Lawmakers are warning President Biden that rejoining the Joint Comprehensive Plan of Action, otherwise known as the infamous Iranian nuclear deal, would be tragic. President Trump withdrew the U.S. from the agreement in 2018 because he said it amounted to "nuclear blackmail." Led by Rep. Lee Zeldin (R-NY), a group of 120 House Republicans sent in their plea to Biden: Don't rejoin the agreement unless there are some major edits to it.
“For reasons that include expiring sunset clauses, flaws with the verification arrangement, and many other dynamics, attempting to reenter the Iran Nuclear Deal as is would be a strategic U.S. foreign policy blunder,” Zeldin said.
Reentering the JCPOA as is (expiring sunset clauses, flawed verification, etc) would be a foreign policy blunder & 120 House Republicans are urging @POTUS NOT to give in. Domestic politics and partisan emotions aren't acceptable reasons to appease Iran. https://t.co/GTLaXghSOv— Lee Zeldin (@RepLeeZeldin) February 8, 2021
"The decision not to recertify the Iran Nuclear Deal in 2017 was in America’s best interests," the lawmakers continue. "Even if the United States never withdrew from the deal, poorly construed sunset provisions baked into the deal would now be upon us, meaning Iran would be well on its way to obtaining a nuclear weapon while having violated not only the spirit but the letter of the deal."
They ask the president to consider Iran's continued uranium enrichment scheme:

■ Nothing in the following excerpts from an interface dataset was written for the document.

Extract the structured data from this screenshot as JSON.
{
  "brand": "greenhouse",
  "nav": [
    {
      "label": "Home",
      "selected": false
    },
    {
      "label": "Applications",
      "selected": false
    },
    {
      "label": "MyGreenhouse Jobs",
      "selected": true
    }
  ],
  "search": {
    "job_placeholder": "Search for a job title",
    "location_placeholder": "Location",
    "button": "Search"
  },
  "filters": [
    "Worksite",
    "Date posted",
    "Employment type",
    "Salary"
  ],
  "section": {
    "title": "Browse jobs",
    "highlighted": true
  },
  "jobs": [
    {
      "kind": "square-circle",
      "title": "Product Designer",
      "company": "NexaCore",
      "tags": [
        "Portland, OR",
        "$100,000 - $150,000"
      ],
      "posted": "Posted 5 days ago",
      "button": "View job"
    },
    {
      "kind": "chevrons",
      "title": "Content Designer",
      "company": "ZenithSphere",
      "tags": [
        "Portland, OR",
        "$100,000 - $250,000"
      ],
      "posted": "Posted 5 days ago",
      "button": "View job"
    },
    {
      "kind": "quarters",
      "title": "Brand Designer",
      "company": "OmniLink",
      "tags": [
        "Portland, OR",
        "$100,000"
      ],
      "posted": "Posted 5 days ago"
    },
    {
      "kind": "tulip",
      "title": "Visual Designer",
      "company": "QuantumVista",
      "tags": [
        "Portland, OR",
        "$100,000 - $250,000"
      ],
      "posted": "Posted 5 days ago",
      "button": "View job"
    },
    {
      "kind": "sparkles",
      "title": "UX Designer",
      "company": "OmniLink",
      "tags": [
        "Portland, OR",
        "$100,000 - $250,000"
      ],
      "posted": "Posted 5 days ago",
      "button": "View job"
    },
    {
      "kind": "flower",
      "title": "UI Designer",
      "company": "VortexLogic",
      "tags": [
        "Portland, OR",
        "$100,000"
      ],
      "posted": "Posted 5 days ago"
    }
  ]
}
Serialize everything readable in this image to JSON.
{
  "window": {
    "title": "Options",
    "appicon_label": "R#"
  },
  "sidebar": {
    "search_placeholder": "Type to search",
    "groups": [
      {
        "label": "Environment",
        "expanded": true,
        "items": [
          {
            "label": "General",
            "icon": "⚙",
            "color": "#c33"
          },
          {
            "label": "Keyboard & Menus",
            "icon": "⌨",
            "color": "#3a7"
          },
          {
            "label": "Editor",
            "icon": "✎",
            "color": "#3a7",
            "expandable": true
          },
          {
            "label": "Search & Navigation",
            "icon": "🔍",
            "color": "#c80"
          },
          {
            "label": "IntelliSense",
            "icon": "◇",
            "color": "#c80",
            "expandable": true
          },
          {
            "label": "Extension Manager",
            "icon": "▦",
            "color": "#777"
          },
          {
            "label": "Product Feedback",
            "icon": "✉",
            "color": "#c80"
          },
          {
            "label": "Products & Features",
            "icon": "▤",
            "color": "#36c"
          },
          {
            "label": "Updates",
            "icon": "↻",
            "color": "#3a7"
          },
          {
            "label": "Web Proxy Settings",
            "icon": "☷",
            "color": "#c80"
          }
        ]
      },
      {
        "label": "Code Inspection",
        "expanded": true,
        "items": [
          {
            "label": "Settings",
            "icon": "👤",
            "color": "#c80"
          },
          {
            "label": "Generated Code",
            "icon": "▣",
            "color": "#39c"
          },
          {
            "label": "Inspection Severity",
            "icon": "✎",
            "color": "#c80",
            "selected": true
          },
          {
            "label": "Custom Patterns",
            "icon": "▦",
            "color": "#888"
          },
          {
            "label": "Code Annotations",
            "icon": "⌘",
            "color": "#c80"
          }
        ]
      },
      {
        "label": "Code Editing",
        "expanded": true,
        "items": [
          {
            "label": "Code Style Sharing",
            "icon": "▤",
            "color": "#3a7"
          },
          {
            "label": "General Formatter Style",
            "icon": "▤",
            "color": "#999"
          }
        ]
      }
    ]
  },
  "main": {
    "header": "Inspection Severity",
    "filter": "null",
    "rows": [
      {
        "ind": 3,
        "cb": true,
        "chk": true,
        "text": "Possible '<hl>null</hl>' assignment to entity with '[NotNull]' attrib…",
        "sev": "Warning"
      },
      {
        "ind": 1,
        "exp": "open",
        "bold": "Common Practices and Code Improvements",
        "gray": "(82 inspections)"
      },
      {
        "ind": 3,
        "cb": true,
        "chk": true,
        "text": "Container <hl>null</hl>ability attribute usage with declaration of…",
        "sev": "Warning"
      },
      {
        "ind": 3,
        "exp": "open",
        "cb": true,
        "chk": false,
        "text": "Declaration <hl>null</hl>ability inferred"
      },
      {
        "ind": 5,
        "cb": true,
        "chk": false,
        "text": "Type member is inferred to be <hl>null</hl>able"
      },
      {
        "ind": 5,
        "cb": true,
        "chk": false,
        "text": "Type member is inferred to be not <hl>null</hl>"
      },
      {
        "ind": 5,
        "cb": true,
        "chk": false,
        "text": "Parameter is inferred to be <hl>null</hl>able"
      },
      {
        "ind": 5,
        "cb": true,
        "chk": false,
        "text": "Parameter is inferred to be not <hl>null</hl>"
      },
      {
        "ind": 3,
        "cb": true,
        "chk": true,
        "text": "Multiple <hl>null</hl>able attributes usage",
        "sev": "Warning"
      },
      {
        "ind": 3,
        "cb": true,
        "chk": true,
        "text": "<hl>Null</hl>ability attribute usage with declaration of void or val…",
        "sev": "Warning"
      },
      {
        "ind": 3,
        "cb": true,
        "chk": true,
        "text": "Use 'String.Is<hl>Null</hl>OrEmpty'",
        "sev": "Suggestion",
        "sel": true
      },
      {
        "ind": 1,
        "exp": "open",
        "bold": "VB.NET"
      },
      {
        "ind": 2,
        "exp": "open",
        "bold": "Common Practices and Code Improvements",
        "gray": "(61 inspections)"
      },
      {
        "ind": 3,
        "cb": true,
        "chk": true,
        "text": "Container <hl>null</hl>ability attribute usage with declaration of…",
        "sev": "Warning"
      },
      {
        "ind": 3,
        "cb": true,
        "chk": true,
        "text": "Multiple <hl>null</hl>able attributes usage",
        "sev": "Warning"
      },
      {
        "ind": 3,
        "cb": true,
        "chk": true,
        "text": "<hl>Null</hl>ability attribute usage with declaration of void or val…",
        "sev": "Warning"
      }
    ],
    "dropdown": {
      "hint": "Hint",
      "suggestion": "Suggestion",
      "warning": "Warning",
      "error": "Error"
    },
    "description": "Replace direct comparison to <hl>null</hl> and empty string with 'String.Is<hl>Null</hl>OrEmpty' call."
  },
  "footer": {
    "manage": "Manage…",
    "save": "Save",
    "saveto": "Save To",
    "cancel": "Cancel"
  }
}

Iran is violating both the uranium enrichment levels and amount of stockpiled enriched uranium it can hold pursuant to the JCPOA in the following ways:
In May 2019, Iran stopped selling its enriched uranium and heavy water deposits.
In July 2019, Iran began enriching uranium to ~4.5%, above the 3.67% limit established in the JCPOA.
In September 2019, Iran abandoned all the commitments that were in place regarding research and development of centrifuges.
As of November 6, 2019, Iran was enriching uranium gas at Fordow. Under the JCPOA, no nuclear material was permitted at Fordow.
As of November 2020, according to the IAEA, Iran’s stockpile of low-enriched uranium was 12-times greater than that which was permitted under the JCPOA. 6. In January 2021, Iran commenced the enrichment of uranium at Fordow to 20% purity.
"It is a blueprint for exactly how Iran can secure massive sums of money and obtain a nuclear weapon in short order," the congressmen write of the JCPOA.
Just ask former U.S. Ambassador to the United Nations Nikki Haley.
In her book, "With All Due Respect," Haley recalls her concerns following her visit to the United Nations Office at Vienna, Austria.
"To begin with, Iran had flatly denied that the IAEA could inspect military sites," Haley writes. "But we knew these sites were locations where Iran had engaged in nuclear activity in the past. Did the IAEA inspectors know for a fact that no nuclear activity was occurring at these two sites? How could they know if Iran refused to allow site inspections?"
"We had other questions about the crucial issue of exactly how we knew what Iran was up to," she continued. "The agreement allowed Iran to put off inspections of suspected sites for up to 24 days more than three weeks. What could be done in three weeks to wipe a site clean?"
And so Rep. Zeldin and his colleagues easily reach their conclusion:
"Iran doesn’t want the U.S. to reenter the JCPOA for their love of humanity. Iran wants this because it knows what to expect from last time around: making out like bandits with the sanctions relief, and ramping up its other non-nuclear malign activities, while still securing their nuclear weapons capability."